- Having a relationship with someone who is “at the next stage in life” can help us realize how possible our dreams are. Over the past few months I have been working with a mentor of mine, Jia Jiang, on the release of his upcoming book Rejection Proof. Jia is a paid speaker with a book deal and is essentially at the stage of life I would like to be at next. I’ve been working with him over the past several months and I realize he has just as many doubts, insecurities, and bad ideas as I do (respectfully). Granted, he’s put in a lot of hard work to get to where he is today, but it helps to know he puts his pants on one leg at a time, just like I do.
- We’ve all heard the saying “We are the average of the five people we hang out with the most,” this is so true and extends past the five people you hang out with most. By having a great circle of friends, as well as a great circle of outer friends and mentors it helps to keep you encouraged and accountable. A general rule of thumb it’s a good idea to have friends that are smarter than you.
Above all else, if you frame yourself to be respectful and kind to the people you look up to, it will go a very long way. Relationships are more important than “asks” or “requests,” and guidance from someone you trust will go a very long way.
After spending 2014 on the road, Alyssa and I felt a huge lack of community. We had been surrounded by so much love in Austin and being away from our support system was tough.
Fortunately, we found a community through World Domination Summit and begin to connect with people all over the country who were living a similar kind of life to ours. We felt our community being strengthened by people who shared a mutual love for writing, entrepreneurship, and living an unconventional life.
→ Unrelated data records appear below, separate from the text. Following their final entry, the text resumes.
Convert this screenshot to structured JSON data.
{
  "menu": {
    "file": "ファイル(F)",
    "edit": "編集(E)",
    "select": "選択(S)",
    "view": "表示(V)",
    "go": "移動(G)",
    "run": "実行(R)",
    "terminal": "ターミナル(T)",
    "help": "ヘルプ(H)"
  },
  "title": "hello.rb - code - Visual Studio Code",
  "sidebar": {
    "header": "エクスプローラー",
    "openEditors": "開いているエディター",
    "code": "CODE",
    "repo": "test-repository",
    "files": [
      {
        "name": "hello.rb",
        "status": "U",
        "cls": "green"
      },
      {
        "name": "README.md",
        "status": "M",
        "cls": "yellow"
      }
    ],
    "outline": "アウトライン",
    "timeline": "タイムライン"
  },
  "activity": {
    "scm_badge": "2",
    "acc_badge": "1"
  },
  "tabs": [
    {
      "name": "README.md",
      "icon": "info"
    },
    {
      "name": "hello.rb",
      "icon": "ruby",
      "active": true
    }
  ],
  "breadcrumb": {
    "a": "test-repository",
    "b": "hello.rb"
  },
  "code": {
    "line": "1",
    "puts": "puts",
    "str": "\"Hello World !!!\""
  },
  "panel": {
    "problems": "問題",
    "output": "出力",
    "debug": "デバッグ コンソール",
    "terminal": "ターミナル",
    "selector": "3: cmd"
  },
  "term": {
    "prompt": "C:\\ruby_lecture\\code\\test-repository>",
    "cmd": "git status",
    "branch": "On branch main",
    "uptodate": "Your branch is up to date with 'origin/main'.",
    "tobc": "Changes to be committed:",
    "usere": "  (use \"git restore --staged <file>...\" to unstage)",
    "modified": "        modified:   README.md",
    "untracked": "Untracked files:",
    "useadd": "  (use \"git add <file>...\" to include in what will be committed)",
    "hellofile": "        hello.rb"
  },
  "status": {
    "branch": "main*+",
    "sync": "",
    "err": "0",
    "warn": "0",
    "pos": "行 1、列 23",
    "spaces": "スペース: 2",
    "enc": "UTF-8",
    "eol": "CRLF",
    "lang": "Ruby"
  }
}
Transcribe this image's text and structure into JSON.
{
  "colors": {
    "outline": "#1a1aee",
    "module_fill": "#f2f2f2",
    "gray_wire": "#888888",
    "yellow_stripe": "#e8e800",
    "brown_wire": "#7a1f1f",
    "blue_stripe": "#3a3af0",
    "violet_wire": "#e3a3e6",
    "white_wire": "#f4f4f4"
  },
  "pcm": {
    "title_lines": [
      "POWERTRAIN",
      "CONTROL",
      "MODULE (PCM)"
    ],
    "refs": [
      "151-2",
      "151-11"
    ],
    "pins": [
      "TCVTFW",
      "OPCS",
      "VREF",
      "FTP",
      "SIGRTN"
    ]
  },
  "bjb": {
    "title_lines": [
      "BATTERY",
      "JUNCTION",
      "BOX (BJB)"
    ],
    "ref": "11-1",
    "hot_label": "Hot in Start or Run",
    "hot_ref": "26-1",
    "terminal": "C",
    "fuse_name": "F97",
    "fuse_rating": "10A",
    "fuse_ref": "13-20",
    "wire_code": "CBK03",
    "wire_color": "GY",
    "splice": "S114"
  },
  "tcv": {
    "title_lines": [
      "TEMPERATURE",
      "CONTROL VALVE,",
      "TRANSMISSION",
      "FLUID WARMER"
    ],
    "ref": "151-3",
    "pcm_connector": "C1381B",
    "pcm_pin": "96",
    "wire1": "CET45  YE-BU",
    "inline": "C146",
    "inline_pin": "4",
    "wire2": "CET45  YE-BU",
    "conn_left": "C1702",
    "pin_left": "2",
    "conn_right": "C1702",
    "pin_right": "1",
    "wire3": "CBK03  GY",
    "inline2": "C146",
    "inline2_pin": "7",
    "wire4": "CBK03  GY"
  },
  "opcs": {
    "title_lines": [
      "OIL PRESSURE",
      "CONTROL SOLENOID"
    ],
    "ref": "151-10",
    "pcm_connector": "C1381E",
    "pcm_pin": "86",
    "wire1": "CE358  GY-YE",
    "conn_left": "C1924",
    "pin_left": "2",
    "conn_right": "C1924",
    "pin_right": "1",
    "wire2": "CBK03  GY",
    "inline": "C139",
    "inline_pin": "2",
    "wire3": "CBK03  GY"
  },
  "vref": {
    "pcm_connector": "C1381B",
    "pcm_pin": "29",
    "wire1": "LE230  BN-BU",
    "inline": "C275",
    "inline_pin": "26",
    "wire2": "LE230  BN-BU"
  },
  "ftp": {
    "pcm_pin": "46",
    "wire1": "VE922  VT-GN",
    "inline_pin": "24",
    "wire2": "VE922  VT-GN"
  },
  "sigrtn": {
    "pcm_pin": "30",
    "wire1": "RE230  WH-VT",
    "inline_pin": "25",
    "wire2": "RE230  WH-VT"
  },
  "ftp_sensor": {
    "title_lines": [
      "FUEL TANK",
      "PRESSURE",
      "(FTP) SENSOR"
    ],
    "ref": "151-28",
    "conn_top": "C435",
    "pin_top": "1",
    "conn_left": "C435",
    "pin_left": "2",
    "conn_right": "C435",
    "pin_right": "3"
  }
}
These people are the reason we continue to stay encouraged in our creative endeavors, and it all started with a simple hello.
So don’t screw it up by saying something dumb!